= Task requirements =
Return each of the entries below precisely as it appears.

= Provided records =

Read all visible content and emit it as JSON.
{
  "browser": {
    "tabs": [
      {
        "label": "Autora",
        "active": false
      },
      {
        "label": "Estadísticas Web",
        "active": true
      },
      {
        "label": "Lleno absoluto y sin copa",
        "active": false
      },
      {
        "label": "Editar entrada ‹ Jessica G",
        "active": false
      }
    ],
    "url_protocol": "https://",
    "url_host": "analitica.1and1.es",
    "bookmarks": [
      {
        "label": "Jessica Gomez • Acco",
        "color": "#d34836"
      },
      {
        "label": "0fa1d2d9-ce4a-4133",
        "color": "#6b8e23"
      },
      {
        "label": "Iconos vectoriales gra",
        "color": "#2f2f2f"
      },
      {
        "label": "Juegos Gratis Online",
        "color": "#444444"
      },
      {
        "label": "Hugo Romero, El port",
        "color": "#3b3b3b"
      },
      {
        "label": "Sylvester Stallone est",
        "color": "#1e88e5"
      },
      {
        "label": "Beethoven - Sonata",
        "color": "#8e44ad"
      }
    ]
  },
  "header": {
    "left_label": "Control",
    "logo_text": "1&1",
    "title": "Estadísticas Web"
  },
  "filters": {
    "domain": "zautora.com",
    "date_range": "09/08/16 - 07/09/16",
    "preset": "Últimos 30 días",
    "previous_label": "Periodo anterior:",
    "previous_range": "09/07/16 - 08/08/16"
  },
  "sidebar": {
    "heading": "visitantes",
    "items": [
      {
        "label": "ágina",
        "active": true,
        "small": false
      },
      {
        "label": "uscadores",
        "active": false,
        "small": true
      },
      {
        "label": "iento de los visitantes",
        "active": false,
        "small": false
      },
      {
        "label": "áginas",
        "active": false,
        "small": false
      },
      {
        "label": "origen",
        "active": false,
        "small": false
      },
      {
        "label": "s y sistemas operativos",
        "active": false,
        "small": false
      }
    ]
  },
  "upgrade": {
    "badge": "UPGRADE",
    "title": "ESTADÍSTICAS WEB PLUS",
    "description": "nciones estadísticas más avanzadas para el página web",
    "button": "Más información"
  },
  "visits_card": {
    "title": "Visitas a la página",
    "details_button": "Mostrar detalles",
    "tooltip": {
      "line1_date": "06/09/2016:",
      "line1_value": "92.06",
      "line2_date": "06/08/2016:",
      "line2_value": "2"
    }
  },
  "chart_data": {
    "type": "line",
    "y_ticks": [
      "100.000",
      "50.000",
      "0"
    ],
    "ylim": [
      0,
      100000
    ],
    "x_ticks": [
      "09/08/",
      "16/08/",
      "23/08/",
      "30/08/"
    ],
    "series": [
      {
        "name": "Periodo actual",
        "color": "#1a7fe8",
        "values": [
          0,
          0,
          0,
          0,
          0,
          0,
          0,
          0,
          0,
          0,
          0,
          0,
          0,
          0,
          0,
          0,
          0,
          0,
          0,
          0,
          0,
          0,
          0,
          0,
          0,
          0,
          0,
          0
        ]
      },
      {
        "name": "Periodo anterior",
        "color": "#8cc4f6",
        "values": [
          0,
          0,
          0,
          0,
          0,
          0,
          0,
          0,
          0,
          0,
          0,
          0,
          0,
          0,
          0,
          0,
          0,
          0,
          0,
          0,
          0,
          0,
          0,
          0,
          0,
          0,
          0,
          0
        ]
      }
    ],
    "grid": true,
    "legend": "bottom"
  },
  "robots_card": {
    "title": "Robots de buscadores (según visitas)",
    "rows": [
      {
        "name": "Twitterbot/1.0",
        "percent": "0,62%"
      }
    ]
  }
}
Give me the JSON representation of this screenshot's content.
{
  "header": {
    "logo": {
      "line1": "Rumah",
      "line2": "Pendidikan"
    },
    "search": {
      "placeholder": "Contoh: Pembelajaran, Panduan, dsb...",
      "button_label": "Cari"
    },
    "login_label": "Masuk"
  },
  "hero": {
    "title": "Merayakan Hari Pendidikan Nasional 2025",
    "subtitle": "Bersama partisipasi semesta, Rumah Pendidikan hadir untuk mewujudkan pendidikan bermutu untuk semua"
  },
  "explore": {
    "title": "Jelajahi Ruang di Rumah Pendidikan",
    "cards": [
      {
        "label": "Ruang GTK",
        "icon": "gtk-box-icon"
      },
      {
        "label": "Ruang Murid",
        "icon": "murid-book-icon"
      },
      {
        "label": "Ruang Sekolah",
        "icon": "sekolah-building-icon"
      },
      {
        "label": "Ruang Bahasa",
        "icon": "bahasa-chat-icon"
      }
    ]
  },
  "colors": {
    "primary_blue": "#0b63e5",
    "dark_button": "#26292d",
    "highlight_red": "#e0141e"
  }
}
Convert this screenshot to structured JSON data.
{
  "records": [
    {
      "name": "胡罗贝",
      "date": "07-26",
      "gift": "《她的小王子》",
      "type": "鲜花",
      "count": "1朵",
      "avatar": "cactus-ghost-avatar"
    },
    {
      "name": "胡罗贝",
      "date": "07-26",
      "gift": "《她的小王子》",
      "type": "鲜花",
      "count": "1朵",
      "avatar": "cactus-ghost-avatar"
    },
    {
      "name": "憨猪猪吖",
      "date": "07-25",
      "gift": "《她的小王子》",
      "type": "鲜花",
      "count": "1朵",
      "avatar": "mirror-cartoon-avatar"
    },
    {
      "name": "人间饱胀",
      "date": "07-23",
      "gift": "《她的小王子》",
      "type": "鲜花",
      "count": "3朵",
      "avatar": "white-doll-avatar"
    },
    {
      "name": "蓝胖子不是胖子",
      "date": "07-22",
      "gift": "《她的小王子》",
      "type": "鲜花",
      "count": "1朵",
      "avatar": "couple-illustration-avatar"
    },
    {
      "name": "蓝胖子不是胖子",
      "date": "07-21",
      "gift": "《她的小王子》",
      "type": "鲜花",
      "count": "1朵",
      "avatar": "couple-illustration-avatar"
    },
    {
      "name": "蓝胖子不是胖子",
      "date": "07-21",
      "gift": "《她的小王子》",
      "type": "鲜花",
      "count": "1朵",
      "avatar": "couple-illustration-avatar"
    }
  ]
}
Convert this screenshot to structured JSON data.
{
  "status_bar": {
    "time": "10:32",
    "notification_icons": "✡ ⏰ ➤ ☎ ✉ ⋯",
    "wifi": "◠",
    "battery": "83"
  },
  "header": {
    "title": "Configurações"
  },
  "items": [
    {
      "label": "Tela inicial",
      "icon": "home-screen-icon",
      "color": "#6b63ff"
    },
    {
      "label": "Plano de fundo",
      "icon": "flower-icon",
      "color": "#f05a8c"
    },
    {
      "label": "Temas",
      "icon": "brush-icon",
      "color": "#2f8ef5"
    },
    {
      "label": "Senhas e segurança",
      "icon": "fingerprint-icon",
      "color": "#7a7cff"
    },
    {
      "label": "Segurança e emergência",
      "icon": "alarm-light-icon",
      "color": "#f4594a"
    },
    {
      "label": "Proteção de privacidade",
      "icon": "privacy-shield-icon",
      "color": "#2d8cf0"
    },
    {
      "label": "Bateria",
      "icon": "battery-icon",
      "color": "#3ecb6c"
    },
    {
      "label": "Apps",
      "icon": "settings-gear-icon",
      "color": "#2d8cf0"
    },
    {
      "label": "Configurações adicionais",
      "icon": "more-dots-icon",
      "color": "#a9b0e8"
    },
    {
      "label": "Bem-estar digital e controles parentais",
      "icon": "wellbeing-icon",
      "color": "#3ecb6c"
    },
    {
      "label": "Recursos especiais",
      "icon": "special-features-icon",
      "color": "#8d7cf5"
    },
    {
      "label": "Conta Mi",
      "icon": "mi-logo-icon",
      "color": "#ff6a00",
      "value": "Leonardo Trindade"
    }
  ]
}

= Answer to this problem =
Read all visible content and emit it as JSON.
{
  "browser": {
    "tabs": [
      {
        "label": "Autora",
        "active": false
      },
      {
        "label": "Estadísticas Web",
        "active": true
      },
      {
        "label": "Lleno absoluto y sin copa",
        "active": false
      },
      {
        "label": "Editar entrada ‹ Jessica G",
        "active": false
      }
    ],
    "url_protocol": "https://",
    "url_host": "analitica.1and1.es",
    "bookmarks": [
      {
        "label": "Jessica Gomez • Acco",
        "color": "#d34836"
      },
      {
        "label": "0fa1d2d9-ce4a-4133",
        "color": "#6b8e23"
      },
      {
        "label": "Iconos vectoriales gra",
        "color": "#2f2f2f"
      },
      {
        "label": "Juegos Gratis Online",
        "color": "#444444"
      },
      {
        "label": "Hugo Romero, El port",
        "color": "#3b3b3b"
      },
      {
        "label": "Sylvester Stallone est",
        "color": "#1e88e5"
      },
      {
        "label": "Beethoven - Sonata",
        "color": "#8e44ad"
      }
    ]
  },
  "header": {
    "left_label": "Control",
    "logo_text": "1&1",
    "title": "Estadísticas Web"
  },
  "filters": {
    "domain": "zautora.com",
    "date_range": "09/08/16 - 07/09/16",
    "preset": "Últimos 30 días",
    "previous_label": "Periodo anterior:",
    "previous_range": "09/07/16 - 08/08/16"
  },
  "sidebar": {
    "heading": "visitantes",
    "items": [
      {
        "label": "ágina",
        "active": true,
        "small": false
      },
      {
        "label": "uscadores",
        "active": false,
        "small": true
      },
      {
        "label": "iento de los visitantes",
        "active": false,
        "small": false
      },
      {
        "label": "áginas",
        "active": false,
        "small": false
      },
      {
        "label": "origen",
        "active": false,
        "small": false
      },
      {
        "label": "s y sistemas operativos",
        "active": false,
        "small": false
      }
    ]
  },
  "upgrade": {
    "badge": "UPGRADE",
    "title": "ESTADÍSTICAS WEB PLUS",
    "description": "nciones estadísticas más avanzadas para el página web",
    "button": "Más información"
  },
  "visits_card": {
    "title": "Visitas a la página",
    "details_button": "Mostrar detalles",
    "tooltip": {
      "line1_date": "06/09/2016:",
      "line1_value": "92.06",
      "line2_date": "06/08/2016:",
      "line2_value": "2"
    }
  },
  "chart_data": {
    "type": "line",
    "y_ticks": [
      "100.000",
      "50.000",
      "0"
    ],
    "ylim": [
      0,
      100000
    ],
    "x_ticks": [
      "09/08/",
      "16/08/",
      "23/08/",
      "30/08/"
    ],
    "series": [
      {
        "name": "Periodo actual",
        "color": "#1a7fe8",
        "values": [
          0,
          0,
          0,
          0,
          0,
          0,
          0,
          0,
          0,
          0,
          0,
          0,
          0,
          0,
          0,
          0,
          0,
          0,
          0,
          0,
          0,
          0,
          0,
          0,
          0,
          0,
          0,
          0
        ]
      },
      {
        "name": "Periodo anterior",
        "color": "#8cc4f6",
        "values": [
          0,
          0,
          0,
          0,
          0,
          0,
          0,
          0,
          0,
          0,
          0,
          0,
          0,
          0,
          0,
          0,
          0,
          0,
          0,
          0,
          0,
          0,
          0,
          0,
          0,
          0,
          0,
          0
        ]
      }
    ],
    "grid": true,
    "legend": "bottom"
  },
  "robots_card": {
    "title": "Robots de buscadores (según visitas)",
    "rows": [
      {
        "name": "Twitterbot/1.0",
        "percent": "0,62%"
      }
    ]
  }
}
Give me the JSON representation of this screenshot's content.
{
  "header": {
    "logo": {
      "line1": "Rumah",
      "line2": "Pendidikan"
    },
    "search": {
      "placeholder": "Contoh: Pembelajaran, Panduan, dsb...",
      "button_label": "Cari"
    },
    "login_label": "Masuk"
  },
  "hero": {
    "title": "Merayakan Hari Pendidikan Nasional 2025",
    "subtitle": "Bersama partisipasi semesta, Rumah Pendidikan hadir untuk mewujudkan pendidikan bermutu untuk semua"
  },
  "explore": {
    "title": "Jelajahi Ruang di Rumah Pendidikan",
    "cards": [
      {
        "label": "Ruang GTK",
        "icon": "gtk-box-icon"
      },
      {
        "label": "Ruang Murid",
        "icon": "murid-book-icon"
      },
      {
        "label": "Ruang Sekolah",
        "icon": "sekolah-building-icon"
      },
      {
        "label": "Ruang Bahasa",
        "icon": "bahasa-chat-icon"
      }
    ]
  },
  "colors": {
    "primary_blue": "#0b63e5",
    "dark_button": "#26292d",
    "highlight_red": "#e0141e"
  }
}
Convert this screenshot to structured JSON data.
{
  "records": [
    {
      "name": "胡罗贝",
      "date": "07-26",
      "gift": "《她的小王子》",
      "type": "鲜花",
      "count": "1朵",
      "avatar": "cactus-ghost-avatar"
    },
    {
      "name": "胡罗贝",
      "date": "07-26",
      "gift": "《她的小王子》",
      "type": "鲜花",
      "count": "1朵",
      "avatar": "cactus-ghost-avatar"
    },
    {
      "name": "憨猪猪吖",
      "date": "07-25",
      "gift": "《她的小王子》",
      "type": "鲜花",
      "count": "1朵",
      "avatar": "mirror-cartoon-avatar"
    },
    {
      "name": "人间饱胀",
      "date": "07-23",
      "gift": "《她的小王子》",
      "type": "鲜花",
      "count": "3朵",
      "avatar": "white-doll-avatar"
    },
    {
      "name": "蓝胖子不是胖子",
      "date": "07-22",
      "gift": "《她的小王子》",
      "type": "鲜花",
      "count": "1朵",
      "avatar": "couple-illustration-avatar"
    },
    {
      "name": "蓝胖子不是胖子",
      "date": "07-21",
      "gift": "《她的小王子》",
      "type": "鲜花",
      "count": "1朵",
      "avatar": "couple-illustration-avatar"
    },
    {
      "name": "蓝胖子不是胖子",
      "date": "07-21",
      "gift": "《她的小王子》",
      "type": "鲜花",
      "count": "1朵",
      "avatar": "couple-illustration-avatar"
    }
  ]
}
Convert this screenshot to structured JSON data.
{
  "status_bar": {
    "time": "10:32",
    "notification_icons": "✡ ⏰ ➤ ☎ ✉ ⋯",
    "wifi": "◠",
    "battery": "83"
  },
  "header": {
    "title": "Configurações"
  },
  "items": [
    {
      "label": "Tela inicial",
      "icon": "home-screen-icon",
      "color": "#6b63ff"
    },
    {
      "label": "Plano de fundo",
      "icon": "flower-icon",
      "color": "#f05a8c"
    },
    {
      "label": "Temas",
      "icon": "brush-icon",
      "color": "#2f8ef5"
    },
    {
      "label": "Senhas e segurança",
      "icon": "fingerprint-icon",
      "color": "#7a7cff"
    },
    {
      "label": "Segurança e emergência",
      "icon": "alarm-light-icon",
      "color": "#f4594a"
    },
    {
      "label": "Proteção de privacidade",
      "icon": "privacy-shield-icon",
      "color": "#2d8cf0"
    },
    {
      "label": "Bateria",
      "icon": "battery-icon",
      "color": "#3ecb6c"
    },
    {
      "label": "Apps",
      "icon": "settings-gear-icon",
      "color": "#2d8cf0"
    },
    {
      "label": "Configurações adicionais",
      "icon": "more-dots-icon",
      "color": "#a9b0e8"
    },
    {
      "label": "Bem-estar digital e controles parentais",
      "icon": "wellbeing-icon",
      "color": "#3ecb6c"
    },
    {
      "label": "Recursos especiais",
      "icon": "special-features-icon",
      "color": "#8d7cf5"
    },
    {
      "label": "Conta Mi",
      "icon": "mi-logo-icon",
      "color": "#ff6a00",
      "value": "Leonardo Trindade"
    }
  ]
}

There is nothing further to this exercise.